Stanley was a 12-year-old boy wearing a knock-off Chicago Cubs shirt. He loves attending school, but had stopped because he couldn’t hear well. His head hurt so much that he couldn’t study.
The problem was earwax – lots and lots of earwax. Hakim spent almost an hour on Friday irrigating the ear. Stanley sat still the entire time, never complaining, never showing any emotion as the solution dripped down his cheek. Some of his friends watched and laughed. He never reacted.
Despite her efforts, Hakim was able to only remove part of the wax. She asked the boy to return on another day when Mamo helped finish the job. After another hour she finally was able to remove the last of the blockage.
The boy’s father was so thrilled that he kept the BB-sized piece to take home and show his wife. Their son could return to school.

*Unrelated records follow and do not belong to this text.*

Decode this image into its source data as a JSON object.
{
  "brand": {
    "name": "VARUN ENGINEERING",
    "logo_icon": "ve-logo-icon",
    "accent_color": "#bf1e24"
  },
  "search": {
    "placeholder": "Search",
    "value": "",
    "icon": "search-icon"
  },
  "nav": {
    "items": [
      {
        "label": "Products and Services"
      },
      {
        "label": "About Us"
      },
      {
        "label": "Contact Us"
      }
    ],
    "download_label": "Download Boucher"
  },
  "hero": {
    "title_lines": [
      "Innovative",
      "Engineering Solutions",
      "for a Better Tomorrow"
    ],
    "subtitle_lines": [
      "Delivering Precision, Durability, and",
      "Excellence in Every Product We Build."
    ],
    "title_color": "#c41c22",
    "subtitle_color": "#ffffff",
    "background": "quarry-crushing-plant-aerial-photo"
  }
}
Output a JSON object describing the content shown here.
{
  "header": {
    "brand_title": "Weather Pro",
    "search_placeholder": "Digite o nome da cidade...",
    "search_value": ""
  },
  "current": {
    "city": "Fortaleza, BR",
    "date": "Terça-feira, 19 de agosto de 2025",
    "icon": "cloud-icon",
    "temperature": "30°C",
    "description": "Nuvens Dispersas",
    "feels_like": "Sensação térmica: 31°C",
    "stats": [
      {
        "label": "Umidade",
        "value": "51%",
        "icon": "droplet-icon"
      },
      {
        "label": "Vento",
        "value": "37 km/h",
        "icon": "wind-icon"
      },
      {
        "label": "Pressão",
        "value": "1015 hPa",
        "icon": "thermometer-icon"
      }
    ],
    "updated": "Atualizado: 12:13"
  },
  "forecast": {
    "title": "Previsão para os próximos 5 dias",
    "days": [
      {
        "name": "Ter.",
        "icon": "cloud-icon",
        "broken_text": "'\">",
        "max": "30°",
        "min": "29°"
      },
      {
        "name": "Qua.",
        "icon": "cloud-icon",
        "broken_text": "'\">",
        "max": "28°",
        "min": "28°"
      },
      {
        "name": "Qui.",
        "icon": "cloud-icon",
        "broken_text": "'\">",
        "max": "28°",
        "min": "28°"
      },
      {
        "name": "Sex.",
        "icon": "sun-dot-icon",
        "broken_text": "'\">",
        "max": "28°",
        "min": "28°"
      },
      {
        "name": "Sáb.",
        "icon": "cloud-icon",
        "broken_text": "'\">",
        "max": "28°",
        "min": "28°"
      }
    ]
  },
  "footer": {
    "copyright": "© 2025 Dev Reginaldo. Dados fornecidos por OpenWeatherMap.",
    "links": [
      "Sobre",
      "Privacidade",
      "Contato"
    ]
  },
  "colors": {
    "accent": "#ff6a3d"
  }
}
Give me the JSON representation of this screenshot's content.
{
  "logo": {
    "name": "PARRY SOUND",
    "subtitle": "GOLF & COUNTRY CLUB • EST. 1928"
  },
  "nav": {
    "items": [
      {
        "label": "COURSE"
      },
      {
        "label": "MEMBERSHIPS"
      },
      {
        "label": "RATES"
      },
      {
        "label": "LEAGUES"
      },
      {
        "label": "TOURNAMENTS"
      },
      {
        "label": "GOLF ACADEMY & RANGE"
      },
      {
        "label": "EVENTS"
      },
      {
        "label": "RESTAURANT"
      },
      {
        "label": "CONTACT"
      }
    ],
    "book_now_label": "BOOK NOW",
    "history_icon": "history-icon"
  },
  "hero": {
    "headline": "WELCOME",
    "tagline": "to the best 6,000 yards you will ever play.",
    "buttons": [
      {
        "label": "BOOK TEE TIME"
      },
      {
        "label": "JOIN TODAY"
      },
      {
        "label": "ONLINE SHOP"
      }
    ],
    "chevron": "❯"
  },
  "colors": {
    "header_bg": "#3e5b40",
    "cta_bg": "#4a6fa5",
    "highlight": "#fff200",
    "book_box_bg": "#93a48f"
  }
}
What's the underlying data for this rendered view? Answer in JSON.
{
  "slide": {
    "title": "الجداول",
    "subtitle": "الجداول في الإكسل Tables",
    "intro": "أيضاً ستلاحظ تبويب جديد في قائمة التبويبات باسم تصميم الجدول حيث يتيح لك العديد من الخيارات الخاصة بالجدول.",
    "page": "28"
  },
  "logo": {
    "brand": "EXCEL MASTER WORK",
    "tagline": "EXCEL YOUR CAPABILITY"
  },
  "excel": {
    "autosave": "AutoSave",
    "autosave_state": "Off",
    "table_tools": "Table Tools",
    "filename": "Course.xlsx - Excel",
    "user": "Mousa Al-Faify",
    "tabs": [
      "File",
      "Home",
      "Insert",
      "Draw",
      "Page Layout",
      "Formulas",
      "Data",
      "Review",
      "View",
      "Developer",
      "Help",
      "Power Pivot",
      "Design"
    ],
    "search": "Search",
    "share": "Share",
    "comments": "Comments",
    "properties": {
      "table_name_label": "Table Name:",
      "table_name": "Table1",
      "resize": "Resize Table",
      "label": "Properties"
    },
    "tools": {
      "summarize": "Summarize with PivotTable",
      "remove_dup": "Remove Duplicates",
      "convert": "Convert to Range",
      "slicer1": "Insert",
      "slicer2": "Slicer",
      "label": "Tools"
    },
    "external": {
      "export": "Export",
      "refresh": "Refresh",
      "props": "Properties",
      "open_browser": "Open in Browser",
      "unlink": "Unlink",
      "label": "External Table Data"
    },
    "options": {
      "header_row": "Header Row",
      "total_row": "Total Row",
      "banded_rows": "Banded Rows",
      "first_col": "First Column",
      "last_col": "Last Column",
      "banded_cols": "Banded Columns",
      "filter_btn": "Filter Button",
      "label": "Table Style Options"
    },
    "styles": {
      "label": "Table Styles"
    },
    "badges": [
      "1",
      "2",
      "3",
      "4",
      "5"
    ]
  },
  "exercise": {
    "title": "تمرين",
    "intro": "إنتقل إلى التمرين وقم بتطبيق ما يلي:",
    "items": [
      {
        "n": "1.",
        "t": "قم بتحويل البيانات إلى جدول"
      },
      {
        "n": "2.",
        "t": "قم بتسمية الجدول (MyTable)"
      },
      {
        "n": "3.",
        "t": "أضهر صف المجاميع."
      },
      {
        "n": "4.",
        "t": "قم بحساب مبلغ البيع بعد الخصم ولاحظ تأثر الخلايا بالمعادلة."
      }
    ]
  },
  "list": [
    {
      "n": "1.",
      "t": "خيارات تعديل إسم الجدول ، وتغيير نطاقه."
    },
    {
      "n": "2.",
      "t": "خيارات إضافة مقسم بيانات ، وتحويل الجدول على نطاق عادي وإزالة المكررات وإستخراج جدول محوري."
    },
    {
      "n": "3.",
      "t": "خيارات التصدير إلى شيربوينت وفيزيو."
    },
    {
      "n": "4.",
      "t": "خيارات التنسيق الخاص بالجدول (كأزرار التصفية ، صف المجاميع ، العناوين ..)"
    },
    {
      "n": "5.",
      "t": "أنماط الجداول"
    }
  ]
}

As word of the clinic spread, the number of daily patients rose to 80 and the cases grew more severe. Hakim had to tell a 29-year-old man he had testicular cancer. Richard Goutier translated the devastating news. He gave the man $10 so he could take a taxi to a hospital for further examination and then watched him walk away. “The only thing he said was, ‘Can I still have children?’ ” Richard recounted.
Minutes later, the translator stood by himself, collecting his thoughts. He didn’t take long. There were more patients.
Patients who needed medication were given a prescription – if the medication was available – which they took to whoever was the pharmacist for the day. For serious cases that the team could not treat, Fabienne Goutier called around to hospitals that had more equipment. It was difficult. On one call, the voice at the other end snapped, “We don’t have any space” before Fabienne could even describe the patient’s issue. But she was tenacious. If one medical facility wasn’t available, she called another.
Fabienne and her husband grew up in Haiti, but had moved to the United States. After the earthquake, they returned. “It’s a great country,” Richard said. “I love it here.”
Postscript: Since the mission trip, Covenant World Relief has approved a grant request that will enable MTI to enclose the clinic and keep supplies on location. The funds also will pay for a new storage building.
To read earlier stories, click on the links below: